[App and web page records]
# # # # # # #
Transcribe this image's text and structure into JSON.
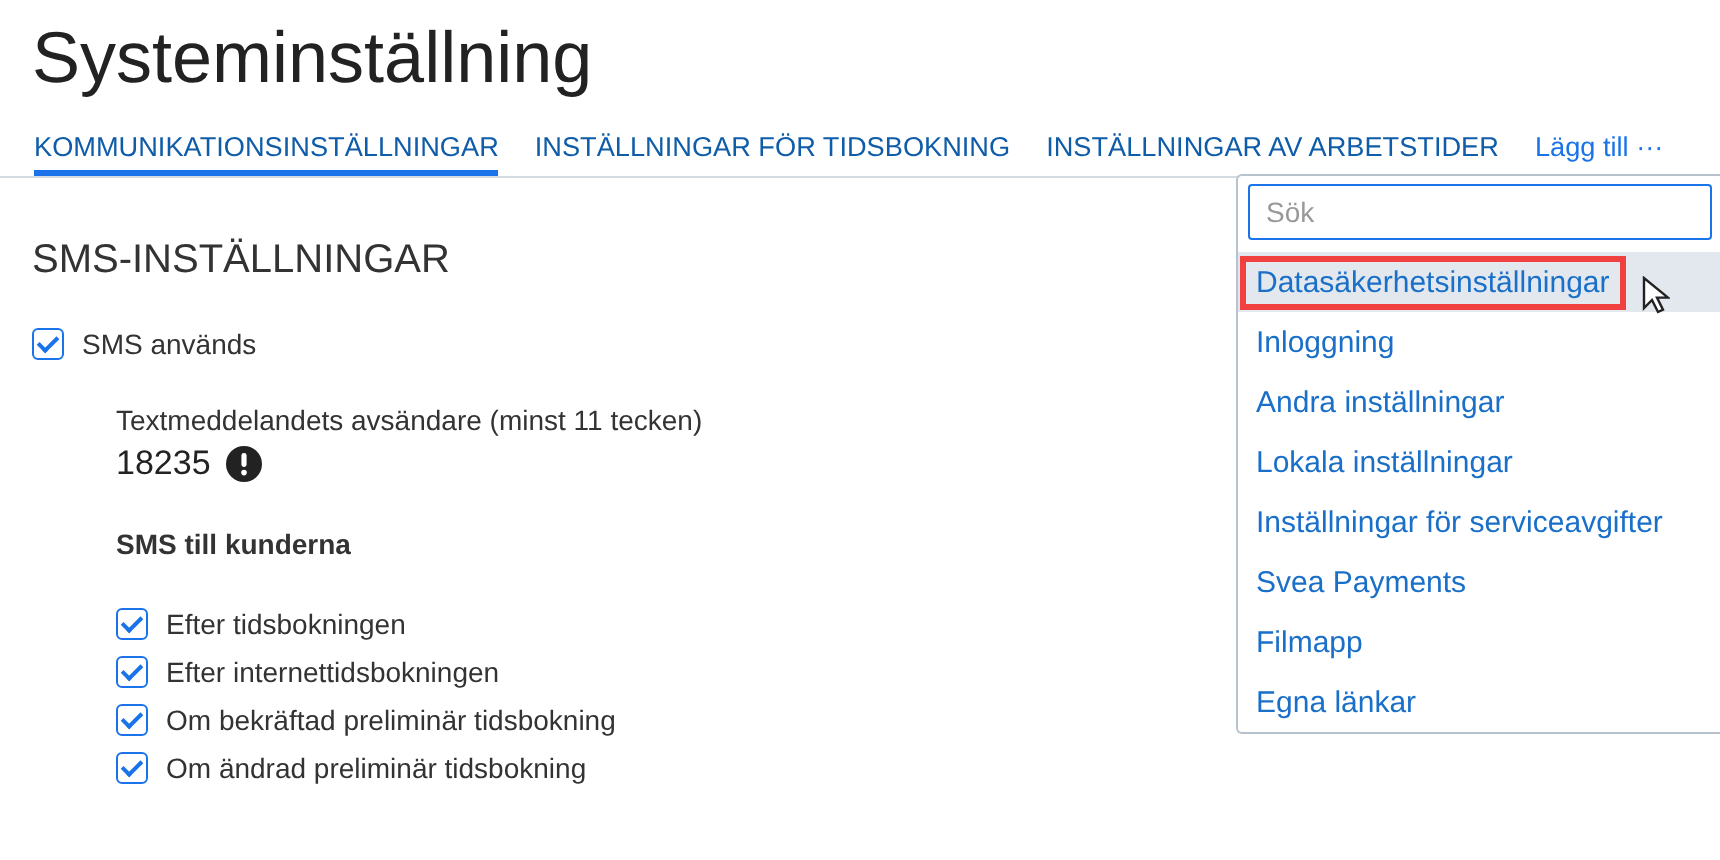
{
  "title": "Systeminställning",
  "tabs": [
    {
      "label": "KOMMUNIKATIONSINSTÄLLNINGAR",
      "selected": true
    },
    {
      "label": "INSTÄLLNINGAR FÖR TIDSBOKNING",
      "selected": false
    },
    {
      "label": "INSTÄLLNINGAR AV ARBETSTIDER",
      "selected": false
    }
  ],
  "more_link": "Lägg till ···",
  "section": {
    "heading": "SMS-INSTÄLLNINGAR",
    "enabled": {
      "label": "SMS används",
      "checked": true
    },
    "sender_label": "Textmeddelandets avsändare (minst 11 tecken)",
    "sender_value": "18235",
    "sender_warning": true,
    "customers_heading": "SMS till kunderna",
    "options": [
      {
        "label": "Efter tidsbokningen",
        "checked": true
      },
      {
        "label": "Efter internettidsbokningen",
        "checked": true
      },
      {
        "label": "Om bekräftad preliminär tidsbokning",
        "checked": true
      },
      {
        "label": "Om ändrad preliminär tidsbokning",
        "checked": true
      }
    ]
  },
  "dropdown": {
    "search": {
      "placeholder": "Sök"
    },
    "items": [
      {
        "label": "Datasäkerhetsinställningar",
        "selected": true
      },
      {
        "label": "Inloggning",
        "selected": false
      },
      {
        "label": "Andra inställningar",
        "selected": false
      },
      {
        "label": "Lokala inställningar",
        "selected": false
      },
      {
        "label": "Inställningar för serviceavgifter",
        "selected": false
      },
      {
        "label": "Svea Payments",
        "selected": false
      },
      {
        "label": "Filmapp",
        "selected": false
      },
      {
        "label": "Egna länkar",
        "selected": false
      }
    ]
  }
}
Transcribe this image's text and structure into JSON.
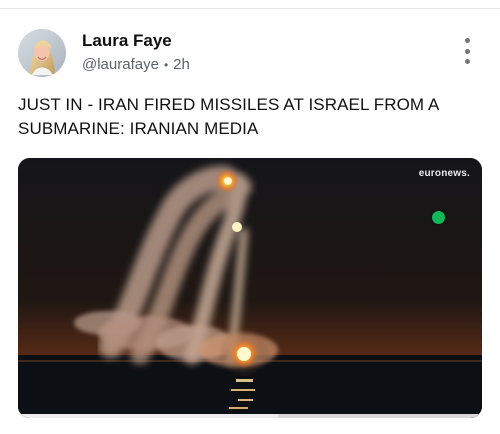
{
  "post": {
    "author_name": "Laura Faye",
    "handle": "@laurafaye",
    "separator": "•",
    "time_ago": "2h",
    "text": "JUST IN - IRAN FIRED MISSILES AT ISRAEL FROM A SUBMARINE: IRANIAN MEDIA"
  },
  "media": {
    "watermark": "euronews.",
    "progress": 0.56
  },
  "icons": {
    "avatar": "user-avatar",
    "more": "vertical-more-icon",
    "video_status": "green-status-dot"
  },
  "colors": {
    "link_gray": "#5b6269",
    "status_green": "#12b65a",
    "video_background": "#101014"
  }
}
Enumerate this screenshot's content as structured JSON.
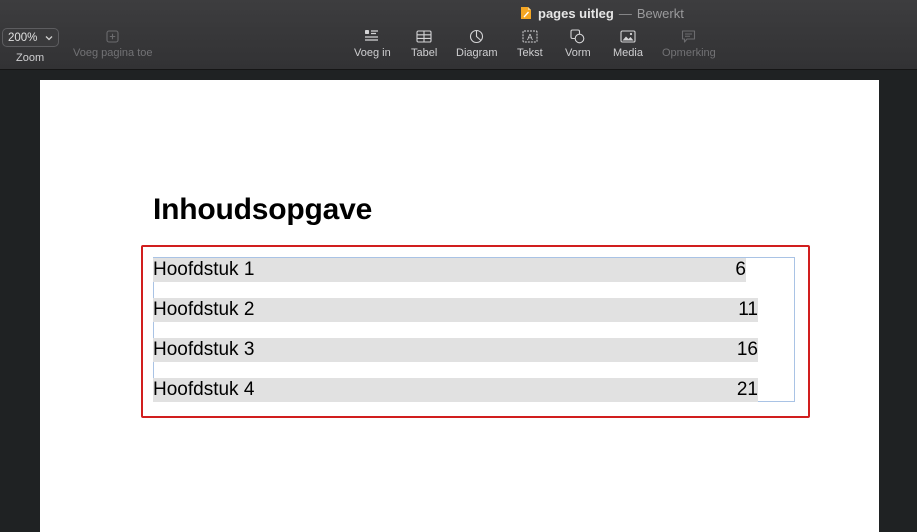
{
  "window": {
    "title": "pages uitleg",
    "separator": "—",
    "status": "Bewerkt"
  },
  "toolbar": {
    "zoom": {
      "value": "200%",
      "label": "Zoom"
    },
    "add_page": {
      "label": "Voeg pagina toe",
      "icon": "plus-square-icon",
      "enabled": false
    },
    "tools": [
      {
        "label": "Voeg in",
        "icon": "insert-list-icon",
        "enabled": true
      },
      {
        "label": "Tabel",
        "icon": "table-icon",
        "enabled": true
      },
      {
        "label": "Diagram",
        "icon": "pie-chart-icon",
        "enabled": true
      },
      {
        "label": "Tekst",
        "icon": "text-box-icon",
        "enabled": true
      },
      {
        "label": "Vorm",
        "icon": "shape-icon",
        "enabled": true
      },
      {
        "label": "Media",
        "icon": "photo-icon",
        "enabled": true
      },
      {
        "label": "Opmerking",
        "icon": "comment-icon",
        "enabled": false
      }
    ]
  },
  "document": {
    "heading": "Inhoudsopgave",
    "toc": [
      {
        "chapter": "Hoofdstuk 1",
        "page": "6"
      },
      {
        "chapter": "Hoofdstuk 2",
        "page": "11"
      },
      {
        "chapter": "Hoofdstuk 3",
        "page": "16"
      },
      {
        "chapter": "Hoofdstuk 4",
        "page": "21"
      }
    ]
  },
  "colors": {
    "highlight_border": "#d11e1e",
    "selection_fill": "#e1e1e1",
    "frame_border": "#a9c3e5",
    "pages_icon": "#f5a623"
  }
}
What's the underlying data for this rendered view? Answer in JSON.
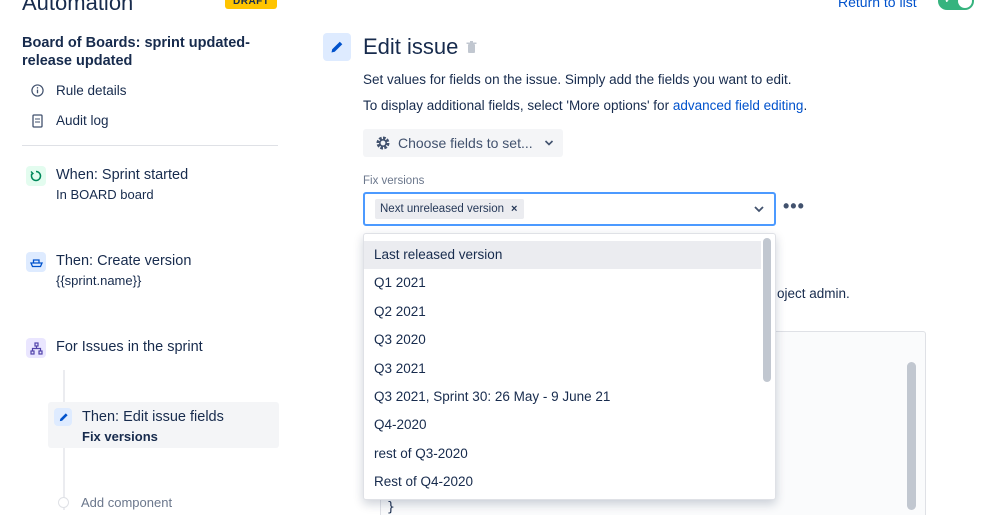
{
  "header": {
    "title": "Automation",
    "draft_badge": "DRAFT",
    "return_link": "Return to list"
  },
  "sidebar": {
    "rule_title": "Board of Boards: sprint updated-release updated",
    "links": [
      {
        "label": "Rule details",
        "icon": "info-icon"
      },
      {
        "label": "Audit log",
        "icon": "document-icon"
      }
    ],
    "steps": [
      {
        "title": "When: Sprint started",
        "subtitle": "In BOARD board",
        "icon": "sprint-trigger-icon"
      },
      {
        "title": "Then: Create version",
        "subtitle": "{{sprint.name}}",
        "icon": "ship-icon"
      },
      {
        "title": "For Issues in the sprint",
        "subtitle": "",
        "icon": "branch-icon"
      },
      {
        "title": "Then: Edit issue fields",
        "subtitle": "Fix versions",
        "icon": "pencil-icon"
      }
    ],
    "add_component": "Add component"
  },
  "main": {
    "title": "Edit issue",
    "desc1": "Set values for fields on the issue. Simply add the fields you want to edit.",
    "desc2_prefix": "To display additional fields, select 'More options' for ",
    "desc2_link": "advanced field editing",
    "desc2_suffix": ".",
    "choose_fields": "Choose fields to set...",
    "field_label": "Fix versions",
    "selected_tag": "Next unreleased version",
    "more": "•••",
    "behind_text": "oject admin.",
    "behind_brace": "}",
    "options": [
      "Last released version",
      "Q1 2021",
      "Q2 2021",
      "Q3 2020",
      "Q3 2021",
      "Q3 2021, Sprint 30: 26 May - 9 June 21",
      "Q4-2020",
      "rest of Q3-2020",
      "Rest of Q4-2020"
    ]
  },
  "colors": {
    "accent": "#0052cc",
    "focus_border": "#4c9aff",
    "draft": "#ffc400",
    "toggle_on": "#36b37e"
  }
}
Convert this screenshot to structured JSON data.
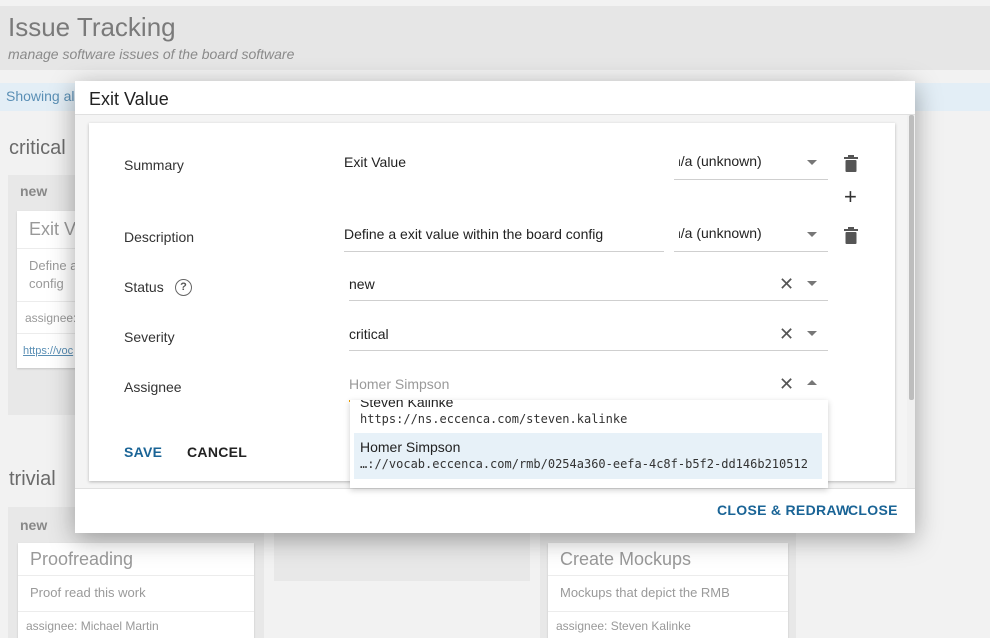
{
  "page": {
    "title": "Issue Tracking",
    "subtitle": "manage software issues of the board software",
    "info": "Showing al"
  },
  "board": {
    "critical": {
      "title": "critical",
      "columns": [
        {
          "title": "new",
          "cards": [
            {
              "title": "Exit V",
              "desc_line1": "Define a",
              "desc_line2": "config",
              "assignee": "assignee:",
              "link": "https://voc"
            }
          ]
        }
      ]
    },
    "trivial": {
      "title": "trivial",
      "columns": [
        {
          "title": "new",
          "cards": [
            {
              "title": "Proofreading",
              "desc": "Proof read this work",
              "assignee": "assignee: Michael Martin"
            }
          ]
        },
        {
          "title": "",
          "cards": []
        },
        {
          "title": "",
          "cards": [
            {
              "title": "Create Mockups",
              "desc": "Mockups that depict the RMB",
              "assignee": "assignee: Steven Kalinke"
            }
          ]
        }
      ]
    }
  },
  "dialog": {
    "title": "Exit Value",
    "fields": {
      "summary": {
        "label": "Summary",
        "value": "Exit Value",
        "language": "n/a (unknown)"
      },
      "description": {
        "label": "Description",
        "value": "Define a exit value within the board config",
        "language": "n/a (unknown)"
      },
      "status": {
        "label": "Status",
        "help": "?",
        "value": "new"
      },
      "severity": {
        "label": "Severity",
        "value": "critical"
      },
      "assignee": {
        "label": "Assignee",
        "placeholder": "Homer Simpson"
      }
    },
    "dropdown": {
      "options": [
        {
          "name": "Steven Kalinke",
          "uri": "https://ns.eccenca.com/steven.kalinke"
        },
        {
          "name": "Homer Simpson",
          "uri": "…://vocab.eccenca.com/rmb/0254a360-eefa-4c8f-b5f2-dd146b210512",
          "highlighted": true
        }
      ]
    },
    "actions": {
      "save": "SAVE",
      "cancel": "CANCEL"
    },
    "footer": {
      "close_redraw": "CLOSE & REDRAW",
      "close": "CLOSE"
    }
  },
  "colors": {
    "primary": "#1a6496",
    "link": "#5a8fb5",
    "focus": "#f0a000"
  }
}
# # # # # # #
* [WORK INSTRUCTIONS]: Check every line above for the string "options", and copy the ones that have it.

* [ANSWER TO THIS TASK]:
    "options": [
    "desc2_prefix": "To display additional fields, select 'More options' for ",
    "options": [
      "options": [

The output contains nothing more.